*** Begin section ***

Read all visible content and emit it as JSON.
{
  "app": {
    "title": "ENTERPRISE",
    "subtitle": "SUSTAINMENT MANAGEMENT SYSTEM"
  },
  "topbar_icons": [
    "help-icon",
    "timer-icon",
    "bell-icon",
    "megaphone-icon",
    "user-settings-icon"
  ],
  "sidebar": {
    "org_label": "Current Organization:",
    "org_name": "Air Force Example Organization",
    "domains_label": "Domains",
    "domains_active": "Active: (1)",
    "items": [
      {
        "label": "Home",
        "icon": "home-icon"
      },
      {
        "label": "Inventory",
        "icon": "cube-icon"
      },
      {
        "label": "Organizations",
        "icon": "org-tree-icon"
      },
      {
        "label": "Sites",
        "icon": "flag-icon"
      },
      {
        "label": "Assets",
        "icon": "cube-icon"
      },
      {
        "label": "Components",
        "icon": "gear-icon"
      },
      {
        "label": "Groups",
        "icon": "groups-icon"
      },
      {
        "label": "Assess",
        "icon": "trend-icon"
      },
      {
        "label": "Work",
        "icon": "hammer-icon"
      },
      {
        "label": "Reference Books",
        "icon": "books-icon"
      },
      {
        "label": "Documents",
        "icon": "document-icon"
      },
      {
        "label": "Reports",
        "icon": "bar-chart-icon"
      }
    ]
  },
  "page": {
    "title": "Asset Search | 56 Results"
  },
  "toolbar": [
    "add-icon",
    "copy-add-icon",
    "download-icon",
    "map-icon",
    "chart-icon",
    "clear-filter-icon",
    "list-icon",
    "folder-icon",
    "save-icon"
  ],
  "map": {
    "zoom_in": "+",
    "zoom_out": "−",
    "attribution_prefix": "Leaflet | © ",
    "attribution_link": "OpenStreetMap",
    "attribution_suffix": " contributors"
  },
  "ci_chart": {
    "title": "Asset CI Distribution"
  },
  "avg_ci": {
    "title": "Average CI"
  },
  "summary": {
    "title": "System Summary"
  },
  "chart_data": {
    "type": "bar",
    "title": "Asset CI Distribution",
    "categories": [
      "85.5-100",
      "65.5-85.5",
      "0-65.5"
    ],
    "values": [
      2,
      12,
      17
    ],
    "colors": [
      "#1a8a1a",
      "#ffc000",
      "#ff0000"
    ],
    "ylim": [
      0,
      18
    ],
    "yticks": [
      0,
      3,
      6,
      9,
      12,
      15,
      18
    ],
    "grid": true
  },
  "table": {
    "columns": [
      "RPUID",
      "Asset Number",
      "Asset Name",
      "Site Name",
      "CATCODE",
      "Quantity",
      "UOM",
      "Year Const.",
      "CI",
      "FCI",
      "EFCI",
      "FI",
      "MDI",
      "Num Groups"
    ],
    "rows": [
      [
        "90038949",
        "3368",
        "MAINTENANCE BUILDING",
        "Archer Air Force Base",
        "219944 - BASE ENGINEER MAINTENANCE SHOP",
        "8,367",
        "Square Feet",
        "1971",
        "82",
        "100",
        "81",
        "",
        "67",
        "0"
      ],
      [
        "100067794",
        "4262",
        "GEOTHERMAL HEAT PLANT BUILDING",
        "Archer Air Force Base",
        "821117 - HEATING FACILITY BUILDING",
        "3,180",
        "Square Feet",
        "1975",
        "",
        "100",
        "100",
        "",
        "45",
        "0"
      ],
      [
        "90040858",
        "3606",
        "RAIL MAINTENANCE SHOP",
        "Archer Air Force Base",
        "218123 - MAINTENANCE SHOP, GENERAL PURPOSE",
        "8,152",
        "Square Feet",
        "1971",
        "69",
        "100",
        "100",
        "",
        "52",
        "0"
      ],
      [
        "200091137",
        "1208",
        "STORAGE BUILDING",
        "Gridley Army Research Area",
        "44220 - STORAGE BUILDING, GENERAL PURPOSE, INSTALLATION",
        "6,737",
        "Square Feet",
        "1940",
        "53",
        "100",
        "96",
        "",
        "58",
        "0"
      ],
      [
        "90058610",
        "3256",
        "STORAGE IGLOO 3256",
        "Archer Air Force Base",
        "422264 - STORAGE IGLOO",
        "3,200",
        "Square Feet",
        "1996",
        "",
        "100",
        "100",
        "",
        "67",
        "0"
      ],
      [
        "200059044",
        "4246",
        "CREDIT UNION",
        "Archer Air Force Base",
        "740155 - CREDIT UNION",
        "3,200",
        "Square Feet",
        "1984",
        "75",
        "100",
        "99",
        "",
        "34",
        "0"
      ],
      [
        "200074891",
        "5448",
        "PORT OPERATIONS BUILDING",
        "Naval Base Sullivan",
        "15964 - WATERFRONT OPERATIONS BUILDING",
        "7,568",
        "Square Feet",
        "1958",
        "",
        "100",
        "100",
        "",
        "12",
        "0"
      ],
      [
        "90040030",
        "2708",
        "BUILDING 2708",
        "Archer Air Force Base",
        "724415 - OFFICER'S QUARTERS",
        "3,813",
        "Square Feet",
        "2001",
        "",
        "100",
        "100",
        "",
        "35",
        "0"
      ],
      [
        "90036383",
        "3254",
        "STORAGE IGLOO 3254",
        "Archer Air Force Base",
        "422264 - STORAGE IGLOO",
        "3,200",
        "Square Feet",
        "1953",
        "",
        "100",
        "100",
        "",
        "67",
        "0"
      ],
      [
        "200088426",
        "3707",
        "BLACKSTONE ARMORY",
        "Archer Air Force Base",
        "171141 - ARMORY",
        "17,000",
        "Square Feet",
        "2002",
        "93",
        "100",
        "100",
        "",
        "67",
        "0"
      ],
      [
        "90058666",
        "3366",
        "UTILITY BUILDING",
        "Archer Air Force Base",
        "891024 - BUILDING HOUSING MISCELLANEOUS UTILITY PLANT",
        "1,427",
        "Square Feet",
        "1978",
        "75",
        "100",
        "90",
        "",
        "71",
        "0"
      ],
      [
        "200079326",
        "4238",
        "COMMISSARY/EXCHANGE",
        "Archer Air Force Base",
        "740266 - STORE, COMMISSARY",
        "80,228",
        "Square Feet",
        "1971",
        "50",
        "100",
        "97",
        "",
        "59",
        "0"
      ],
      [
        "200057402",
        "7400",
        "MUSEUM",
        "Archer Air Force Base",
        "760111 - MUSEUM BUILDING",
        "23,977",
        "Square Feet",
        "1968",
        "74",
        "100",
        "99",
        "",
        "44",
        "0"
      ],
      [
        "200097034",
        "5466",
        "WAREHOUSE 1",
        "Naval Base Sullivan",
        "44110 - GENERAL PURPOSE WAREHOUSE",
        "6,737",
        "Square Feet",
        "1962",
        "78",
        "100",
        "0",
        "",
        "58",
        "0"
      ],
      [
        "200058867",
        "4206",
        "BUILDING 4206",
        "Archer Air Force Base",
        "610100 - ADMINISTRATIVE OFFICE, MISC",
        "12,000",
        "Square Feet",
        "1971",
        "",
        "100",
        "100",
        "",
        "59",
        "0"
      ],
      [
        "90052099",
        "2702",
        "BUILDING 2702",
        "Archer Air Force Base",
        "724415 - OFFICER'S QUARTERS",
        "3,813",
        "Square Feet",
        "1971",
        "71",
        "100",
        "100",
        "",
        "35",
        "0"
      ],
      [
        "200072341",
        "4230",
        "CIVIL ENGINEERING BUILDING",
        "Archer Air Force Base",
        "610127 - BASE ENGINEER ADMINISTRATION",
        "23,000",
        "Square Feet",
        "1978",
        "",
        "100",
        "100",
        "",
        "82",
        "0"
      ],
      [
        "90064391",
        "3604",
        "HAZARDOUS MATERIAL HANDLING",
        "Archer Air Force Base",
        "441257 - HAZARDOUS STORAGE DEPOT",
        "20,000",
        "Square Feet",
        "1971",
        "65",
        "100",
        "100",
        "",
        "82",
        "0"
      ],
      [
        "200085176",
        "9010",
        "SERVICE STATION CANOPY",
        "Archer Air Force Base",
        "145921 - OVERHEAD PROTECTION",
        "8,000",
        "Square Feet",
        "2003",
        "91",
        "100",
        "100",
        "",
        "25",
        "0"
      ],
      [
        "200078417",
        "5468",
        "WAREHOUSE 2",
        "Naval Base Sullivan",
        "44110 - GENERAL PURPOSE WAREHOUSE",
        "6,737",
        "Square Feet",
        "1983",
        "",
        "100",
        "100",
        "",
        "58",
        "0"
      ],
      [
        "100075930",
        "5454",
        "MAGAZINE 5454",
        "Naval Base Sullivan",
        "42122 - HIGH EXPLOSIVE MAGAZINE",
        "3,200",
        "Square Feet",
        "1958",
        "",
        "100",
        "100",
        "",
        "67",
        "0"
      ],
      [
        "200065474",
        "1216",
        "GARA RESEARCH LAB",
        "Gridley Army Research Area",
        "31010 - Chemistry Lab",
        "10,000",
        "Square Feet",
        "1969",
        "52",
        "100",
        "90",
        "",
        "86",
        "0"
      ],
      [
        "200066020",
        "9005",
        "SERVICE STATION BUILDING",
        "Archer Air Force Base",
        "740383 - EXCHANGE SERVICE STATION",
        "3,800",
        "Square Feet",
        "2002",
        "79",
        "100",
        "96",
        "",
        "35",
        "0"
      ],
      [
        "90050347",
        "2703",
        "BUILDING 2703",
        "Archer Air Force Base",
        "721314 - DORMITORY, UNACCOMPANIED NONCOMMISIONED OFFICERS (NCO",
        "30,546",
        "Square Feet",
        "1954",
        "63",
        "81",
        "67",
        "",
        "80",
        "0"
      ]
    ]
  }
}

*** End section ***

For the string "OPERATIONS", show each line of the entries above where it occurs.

## Result for this exercise
        "PORT OPERATIONS BUILDING",
        "15964 - WATERFRONT OPERATIONS BUILDING",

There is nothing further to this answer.